Brief >>
Below are records; give the number of their lines that contain "JSON", and only that number.

===== Data for review =====

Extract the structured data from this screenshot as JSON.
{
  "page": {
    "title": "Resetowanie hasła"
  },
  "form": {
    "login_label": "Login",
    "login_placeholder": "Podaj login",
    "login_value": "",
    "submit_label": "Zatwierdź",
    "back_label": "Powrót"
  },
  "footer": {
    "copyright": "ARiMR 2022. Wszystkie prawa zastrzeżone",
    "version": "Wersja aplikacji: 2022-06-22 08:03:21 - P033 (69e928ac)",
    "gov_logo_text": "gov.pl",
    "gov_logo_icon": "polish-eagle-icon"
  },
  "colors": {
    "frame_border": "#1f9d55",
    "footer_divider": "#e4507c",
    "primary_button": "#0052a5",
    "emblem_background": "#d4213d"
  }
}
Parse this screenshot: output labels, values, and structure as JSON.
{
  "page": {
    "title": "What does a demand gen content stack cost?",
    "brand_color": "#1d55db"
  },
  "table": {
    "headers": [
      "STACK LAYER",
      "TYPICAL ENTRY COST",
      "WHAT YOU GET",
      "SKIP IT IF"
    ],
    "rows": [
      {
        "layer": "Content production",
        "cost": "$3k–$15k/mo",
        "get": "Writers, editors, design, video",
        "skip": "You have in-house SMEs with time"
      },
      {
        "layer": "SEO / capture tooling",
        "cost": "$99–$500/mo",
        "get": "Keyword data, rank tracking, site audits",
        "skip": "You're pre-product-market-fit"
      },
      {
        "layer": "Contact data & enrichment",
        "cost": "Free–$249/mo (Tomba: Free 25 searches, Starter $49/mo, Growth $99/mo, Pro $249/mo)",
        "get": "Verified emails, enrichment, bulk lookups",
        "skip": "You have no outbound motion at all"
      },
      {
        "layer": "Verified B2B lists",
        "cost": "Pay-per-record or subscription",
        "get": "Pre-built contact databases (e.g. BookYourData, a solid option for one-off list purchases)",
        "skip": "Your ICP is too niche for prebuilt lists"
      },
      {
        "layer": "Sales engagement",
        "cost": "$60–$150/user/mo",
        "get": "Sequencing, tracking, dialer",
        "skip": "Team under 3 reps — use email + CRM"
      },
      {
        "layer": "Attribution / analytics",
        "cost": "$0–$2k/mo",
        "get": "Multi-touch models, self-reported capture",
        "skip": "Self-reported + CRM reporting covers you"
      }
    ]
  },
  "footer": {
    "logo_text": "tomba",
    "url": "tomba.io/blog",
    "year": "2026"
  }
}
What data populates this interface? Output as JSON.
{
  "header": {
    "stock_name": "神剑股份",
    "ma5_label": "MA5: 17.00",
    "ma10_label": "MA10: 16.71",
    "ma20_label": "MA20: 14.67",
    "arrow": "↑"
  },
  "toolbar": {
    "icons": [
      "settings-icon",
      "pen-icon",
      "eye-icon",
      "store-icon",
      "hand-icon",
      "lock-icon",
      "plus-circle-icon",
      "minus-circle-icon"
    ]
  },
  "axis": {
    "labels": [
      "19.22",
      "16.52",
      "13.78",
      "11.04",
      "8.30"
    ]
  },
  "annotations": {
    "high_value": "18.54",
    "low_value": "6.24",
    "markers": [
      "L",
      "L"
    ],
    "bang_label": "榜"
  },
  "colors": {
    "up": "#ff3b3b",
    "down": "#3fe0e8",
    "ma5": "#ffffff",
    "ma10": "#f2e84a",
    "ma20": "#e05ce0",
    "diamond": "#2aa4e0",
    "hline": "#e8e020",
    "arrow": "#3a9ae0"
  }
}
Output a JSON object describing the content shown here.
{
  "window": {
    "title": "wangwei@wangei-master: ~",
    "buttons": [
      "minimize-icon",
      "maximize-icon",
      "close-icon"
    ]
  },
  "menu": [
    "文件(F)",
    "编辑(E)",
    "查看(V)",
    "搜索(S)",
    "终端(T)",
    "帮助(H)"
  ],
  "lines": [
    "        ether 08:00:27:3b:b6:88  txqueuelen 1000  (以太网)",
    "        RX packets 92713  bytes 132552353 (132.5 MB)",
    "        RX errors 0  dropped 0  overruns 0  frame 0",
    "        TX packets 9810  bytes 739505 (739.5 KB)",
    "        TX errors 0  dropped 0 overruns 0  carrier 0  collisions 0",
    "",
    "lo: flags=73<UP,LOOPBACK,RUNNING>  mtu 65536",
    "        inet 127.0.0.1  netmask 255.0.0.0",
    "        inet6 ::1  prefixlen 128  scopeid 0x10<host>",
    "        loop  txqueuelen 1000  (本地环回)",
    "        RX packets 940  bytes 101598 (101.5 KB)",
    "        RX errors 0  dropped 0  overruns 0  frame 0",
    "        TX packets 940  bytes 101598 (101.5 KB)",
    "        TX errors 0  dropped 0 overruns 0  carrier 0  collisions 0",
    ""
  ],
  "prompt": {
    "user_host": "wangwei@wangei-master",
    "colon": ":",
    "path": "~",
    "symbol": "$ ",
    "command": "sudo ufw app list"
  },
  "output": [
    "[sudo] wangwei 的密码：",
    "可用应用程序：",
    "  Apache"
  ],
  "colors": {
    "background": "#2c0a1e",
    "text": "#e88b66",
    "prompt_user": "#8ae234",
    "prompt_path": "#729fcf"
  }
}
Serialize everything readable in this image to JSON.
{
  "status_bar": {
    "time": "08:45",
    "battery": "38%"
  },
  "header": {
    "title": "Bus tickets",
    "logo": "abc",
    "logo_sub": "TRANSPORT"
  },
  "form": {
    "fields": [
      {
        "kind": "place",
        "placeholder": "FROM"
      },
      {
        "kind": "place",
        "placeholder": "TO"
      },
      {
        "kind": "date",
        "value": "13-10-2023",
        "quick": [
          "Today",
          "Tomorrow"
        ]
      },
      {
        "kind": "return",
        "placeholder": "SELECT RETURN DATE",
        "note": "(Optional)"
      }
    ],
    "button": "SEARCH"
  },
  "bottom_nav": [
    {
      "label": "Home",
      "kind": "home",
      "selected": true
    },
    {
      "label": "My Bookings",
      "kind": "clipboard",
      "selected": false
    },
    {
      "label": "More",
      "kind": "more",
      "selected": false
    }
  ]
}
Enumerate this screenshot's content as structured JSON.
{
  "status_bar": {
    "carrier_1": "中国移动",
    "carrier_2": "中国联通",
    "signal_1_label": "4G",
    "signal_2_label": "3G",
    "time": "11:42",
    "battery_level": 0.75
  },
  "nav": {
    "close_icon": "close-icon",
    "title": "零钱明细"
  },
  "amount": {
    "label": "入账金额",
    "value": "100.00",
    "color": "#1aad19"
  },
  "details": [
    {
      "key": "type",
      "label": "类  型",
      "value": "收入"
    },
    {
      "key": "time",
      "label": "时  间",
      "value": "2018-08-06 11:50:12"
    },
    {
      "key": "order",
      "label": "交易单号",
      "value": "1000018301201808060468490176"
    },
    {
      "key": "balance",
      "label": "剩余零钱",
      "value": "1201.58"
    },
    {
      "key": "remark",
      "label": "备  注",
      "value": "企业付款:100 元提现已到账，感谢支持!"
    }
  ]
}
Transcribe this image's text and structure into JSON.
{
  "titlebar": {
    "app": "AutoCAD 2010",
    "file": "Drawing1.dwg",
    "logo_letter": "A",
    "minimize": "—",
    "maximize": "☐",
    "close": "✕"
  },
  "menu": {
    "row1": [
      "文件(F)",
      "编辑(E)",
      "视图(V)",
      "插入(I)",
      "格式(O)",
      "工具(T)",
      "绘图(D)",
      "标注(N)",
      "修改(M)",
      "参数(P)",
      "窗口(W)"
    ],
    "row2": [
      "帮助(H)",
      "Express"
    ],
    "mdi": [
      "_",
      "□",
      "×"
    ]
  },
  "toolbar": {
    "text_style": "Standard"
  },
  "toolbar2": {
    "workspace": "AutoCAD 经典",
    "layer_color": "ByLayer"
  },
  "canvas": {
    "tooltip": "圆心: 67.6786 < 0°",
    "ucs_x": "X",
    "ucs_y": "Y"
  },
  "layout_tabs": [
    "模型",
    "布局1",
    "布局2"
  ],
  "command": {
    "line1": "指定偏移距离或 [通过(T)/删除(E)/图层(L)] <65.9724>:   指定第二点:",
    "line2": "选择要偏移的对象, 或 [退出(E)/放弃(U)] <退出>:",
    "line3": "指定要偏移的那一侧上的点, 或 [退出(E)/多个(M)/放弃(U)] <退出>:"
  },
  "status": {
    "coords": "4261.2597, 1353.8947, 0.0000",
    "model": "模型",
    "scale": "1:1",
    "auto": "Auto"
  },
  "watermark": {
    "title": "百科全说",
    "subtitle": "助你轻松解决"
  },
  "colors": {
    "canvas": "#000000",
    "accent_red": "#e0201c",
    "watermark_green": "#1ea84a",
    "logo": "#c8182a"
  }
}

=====

Solution to this task >>
7